It’s really an internal debate among the members of the commission, a seven-member group that Loftis—the only member not required to be qualified to invest—belongs to, says Wayne Bell.
A former county and regional director for the Department of Social Services, Bell retired from working in state government in 2001. He says the distinction is important because it changes the debate.
For Bell, who is also president emeritus of the State Retirees Association of S.C., the issue isn’t a taxpayer issue, at least not outside of the state employee pool. As a retiree, Bell is confident with the approach the commission takes in investing—conservative and diversified among 12 investment “baskets.” “Most retirees don’t have a private portfolio,” says Bell. “That’s why it’s so important we have a cautious and conservative approach to investing.”
Of course the fund’s unfunded liability—$17 billion, according to an online presentation by Loftis—could impact taxpayers in the long run. Loftis described the liability in an interview as “the single largest debt South Carolina has by far.”
And the pension is one of the most under-funded in the nation, says the commission’s Chief Operating Officer, former Sen. Greg Ryberg. The pension should have $46 billion.
The commission must average earning 7.5 percent over the next 30 years to bring the plan’s liability to zero. If the body fails, members—currently 120,000 retirees and 200,000 active employees—and taxpayers will have to bump up contributions to fund the system.

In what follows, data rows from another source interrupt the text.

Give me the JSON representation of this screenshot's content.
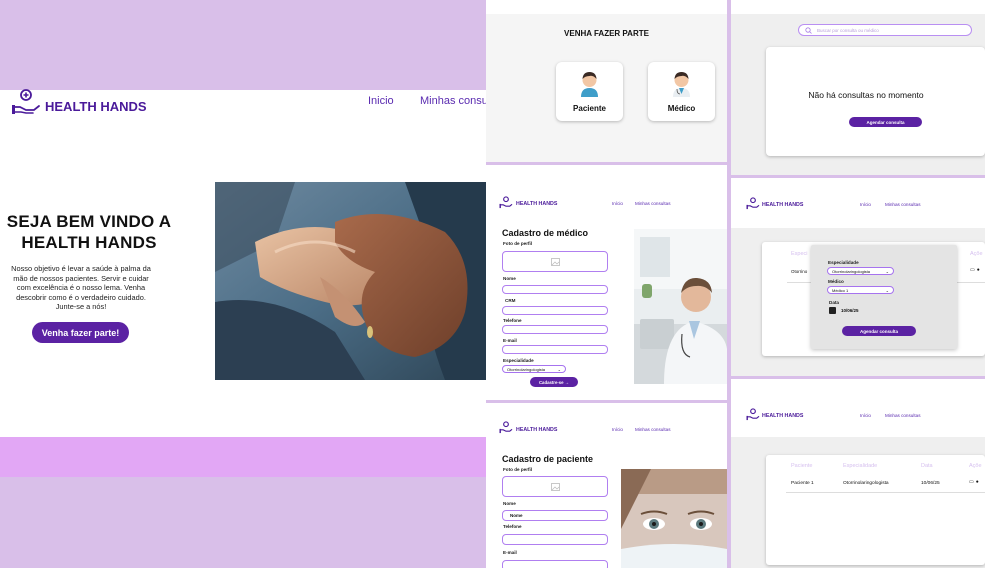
{
  "colors": {
    "brand": "#4a1a9a",
    "accent": "#5b22a3",
    "background": "#d9bfe9",
    "footer": "#e2a7f5"
  },
  "brand": {
    "name": "HEALTH HANDS"
  },
  "landing": {
    "nav": {
      "home": "Inicio",
      "appointments": "Minhas consu"
    },
    "title_line1": "SEJA BEM VINDO A",
    "title_line2": "HEALTH HANDS",
    "text_line1": "Nosso objetivo é levar a saúde à palma da",
    "text_line2": "mão de nossos pacientes. Servir e cuidar",
    "text_line3": "com excelência é o nosso lema. Venha",
    "text_line4": "descobrir como é o verdadeiro cuidado.",
    "text_line5": "Junte-se a nós!",
    "cta": "Venha fazer parte!"
  },
  "choose": {
    "title": "VENHA FAZER PARTE",
    "patient": "Paciente",
    "doctor": "Médico"
  },
  "empty": {
    "search_placeholder": "Buscar por consulta ou médico",
    "message": "Não há consultas no momento",
    "button": "Agendar consulta"
  },
  "small_nav": {
    "home": "Início",
    "appointments": "Minhas consultas"
  },
  "doctor_form": {
    "title": "Cadastro de médico",
    "photo": "Foto de perfil",
    "name": "Nome",
    "crm": "CRM",
    "phone": "Telefone",
    "email": "E-mail",
    "specialty": "Especialidade",
    "specialty_value": "Otorrinolaringologista",
    "submit": "Cadastre-se →"
  },
  "schedule": {
    "bg_col1": "Especi",
    "bg_col_right": "Açõe",
    "bg_row_value": "Otorrino",
    "specialty_label": "Especialidade",
    "specialty_value": "Otorrinolaringologista",
    "doctor_label": "Médico",
    "doctor_value": "Médico 1",
    "date_label": "Data",
    "date_value": "10/06/25",
    "button": "Agendar consulta"
  },
  "patient_form": {
    "title": "Cadastro de paciente",
    "photo": "Foto de perfil",
    "name": "Nome",
    "name_value": "Nome",
    "phone": "Telefone",
    "email": "E-mail"
  },
  "appointments": {
    "headers": [
      "Paciente",
      "Especialidade",
      "Data",
      "Açõe"
    ],
    "row": [
      "Paciente 1",
      "Otorrinolaringologista",
      "10/06/25"
    ]
  }
}
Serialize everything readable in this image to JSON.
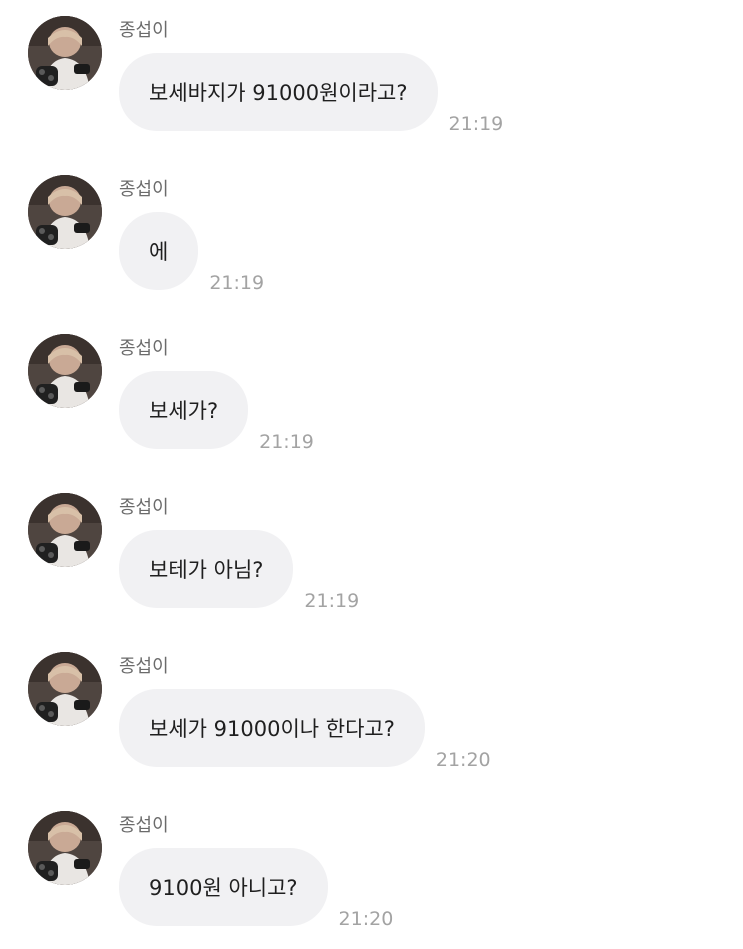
{
  "chat": {
    "messages": [
      {
        "sender": "종섭이",
        "avatar": "profile-photo",
        "text": "보세바지가 91000원이라고?",
        "time": "21:19"
      },
      {
        "sender": "종섭이",
        "avatar": "profile-photo",
        "text": "에",
        "time": "21:19"
      },
      {
        "sender": "종섭이",
        "avatar": "profile-photo",
        "text": "보세가?",
        "time": "21:19"
      },
      {
        "sender": "종섭이",
        "avatar": "profile-photo",
        "text": "보테가 아님?",
        "time": "21:19"
      },
      {
        "sender": "종섭이",
        "avatar": "profile-photo",
        "text": "보세가 91000이나 한다고?",
        "time": "21:20"
      },
      {
        "sender": "종섭이",
        "avatar": "profile-photo",
        "text": "9100원 아니고?",
        "time": "21:20"
      }
    ]
  },
  "colors": {
    "bubble": "#f1f1f3",
    "message_text": "#1f1f1f",
    "sender_text": "#6b6b6b",
    "time_text": "#a3a3a3",
    "background": "#ffffff"
  }
}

A special Senate Finance subcommittee will hear from the commission’s chairman, Reynolds Williams and the director of operations, Sarah Corbett Tuesday. The subcommittee has held a series of hearings this year as the body deliberates on how to end the conflict, which some have said breeds uncertainty among retirees in the pension. Senators plan to present recommendations to the full Senate Finance Committee in the coming weeks.